An alteration has been made necessary in the personnel of the delegation of British business men which is to visit Australia later this year under arrangement between the British and Commonwealth Governments. Sir Harry McGowan, who was to have led the delegation, has been prevented by unforeseen circumstances from coming; and advice has been, received from the British Government that Sir Arthur Duckham, K.C.B., will be the leader of the party. Sir Arthur is particularly well qualified to discharge this duty. He is the chairman of the engineering company which bears his name, and is prominently identified with a number of other modern engineering companies. He is a member of the council of the Federation of British Industries, and during the war was a member of the Munition Council and the Air Council. We are particularly fortunate in obtaining his services.

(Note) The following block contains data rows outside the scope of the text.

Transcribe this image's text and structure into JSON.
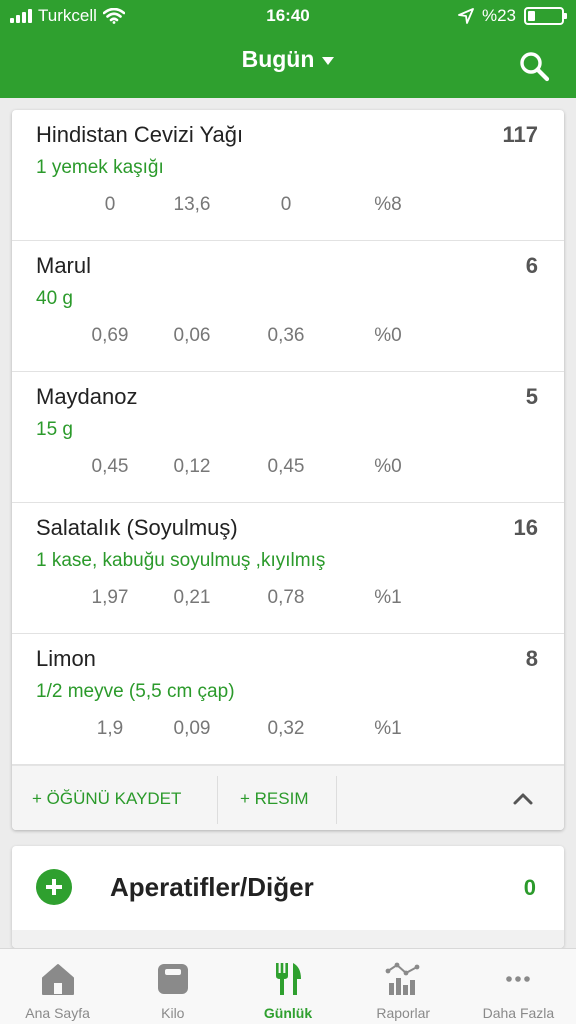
{
  "status": {
    "carrier": "Turkcell",
    "time": "16:40",
    "battery": "%23"
  },
  "header": {
    "title": "Bugün"
  },
  "foods": [
    {
      "name": "Hindistan Cevizi Yağı",
      "amount": "1 yemek kaşığı",
      "calories": "117",
      "nutrients": [
        "0",
        "13,6",
        "0",
        "%8"
      ]
    },
    {
      "name": "Marul",
      "amount": "40 g",
      "calories": "6",
      "nutrients": [
        "0,69",
        "0,06",
        "0,36",
        "%0"
      ]
    },
    {
      "name": "Maydanoz",
      "amount": "15 g",
      "calories": "5",
      "nutrients": [
        "0,45",
        "0,12",
        "0,45",
        "%0"
      ]
    },
    {
      "name": "Salatalık (Soyulmuş)",
      "amount": "1 kase, kabuğu soyulmuş ,kıyılmış",
      "calories": "16",
      "nutrients": [
        "1,97",
        "0,21",
        "0,78",
        "%1"
      ]
    },
    {
      "name": "Limon",
      "amount": "1/2 meyve (5,5 cm çap)",
      "calories": "8",
      "nutrients": [
        "1,9",
        "0,09",
        "0,32",
        "%1"
      ]
    }
  ],
  "actions": {
    "save": "+ ÖĞÜNÜ KAYDET",
    "photo": "+ RESIM"
  },
  "snacks": {
    "title": "Aperatifler/Diğer",
    "count": "0"
  },
  "nav": [
    {
      "label": "Ana Sayfa",
      "icon": "home-icon"
    },
    {
      "label": "Kilo",
      "icon": "scale-icon"
    },
    {
      "label": "Günlük",
      "icon": "fork-knife-icon"
    },
    {
      "label": "Raporlar",
      "icon": "chart-icon"
    },
    {
      "label": "Daha Fazla",
      "icon": "more-icon"
    }
  ],
  "colors": {
    "brand": "#2fa02f",
    "accent_text": "#2b9a2b"
  }
}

– Will the Prime Minister inform me whether the delegation will report to the Commonwealth Government or the British Government?
– The object of the delegation is to consult with the Commonwealth and State governments in regard to Australian developmental problems, and also with representatives of our various primary and second industries, with the object of increasing the cooperation between Great Britain and Australia. It is not contemplated that there shall be any written report. Question resolved in the affirmative.
House adjourned at 10.30 p.m.
Cite as: Australia, House of Representatives, Debates, 12 June 1928, viewed 22 October 2017, <http://historichansard.net/hofreps/1928/19280612_reps_10_119/>.